What is the attraction to a cabinet minister of dumping confidential paperwork in a public bin, when presumably a confidential destruction service is readily available to such people? For the second time in just over two weeks we have another cabinet minister doing more or less the same thing as Oliver Letwin did in St James’s Park. It has been reported that unshredded paperwork containing letters from ministers was found dumped outside Vince Cable’s Richmond and Twickenham office. At least it seems to be a problem that afflicts both factions of the coalition, and Mr Cable may have been coming out in sympathy with Mr Letwin by drawing some fire from his Tory colleague.
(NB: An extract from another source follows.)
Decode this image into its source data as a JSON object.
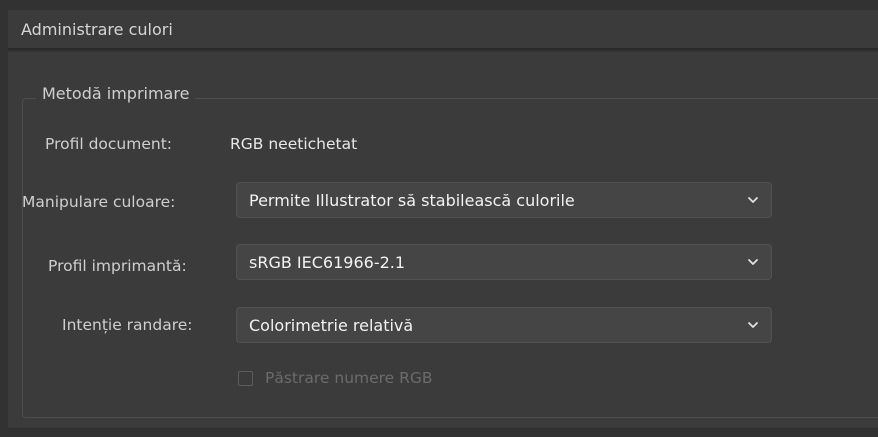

Who knows?
Apart from the fact that both of these incidents seem to indicate clear breaches of the Data Protection Act, they also indicate an alarming lack of judgement by the two men involved, but that is another discussion for another day.
As someone who regularly advises and lectures on the Data Protection Act, it seems almost inconceivable to me that Mr Letwin and Mr Cable could be entirely ignorant of the Act and its implications: as I mentioned in my last blog, there is a steady stream of incidents reported in the press of people losing confidential data, and awareness of the need for digital (and non-digital) data security seems generally high.
At least Mr Cable has had the good grace to accept that what he did was an "unacceptable breach of privacy"; Mr Letwin’s ‘defence’ was that none of the documents that he dumped in St James’s Park was classified. I would imagine that the Information Commissioner will not be taken in by that. After all, if your GP was to leave your medical records in a bin in the local park, you wouldn’t be placated if he told you not to worry because your medical records aren’t classified information; equally, if your bank manager dumped your bank statements in a skip you would be unimpressed by being told that the security of the nation had not been compromised as a result.
The information dumped by the cabinet ministers may not be crucial to national security, but for the people whose information has been left lying about, that is little consolation.
The first rule of data protection should be: treat the personal data of others as you would like others to treat yours.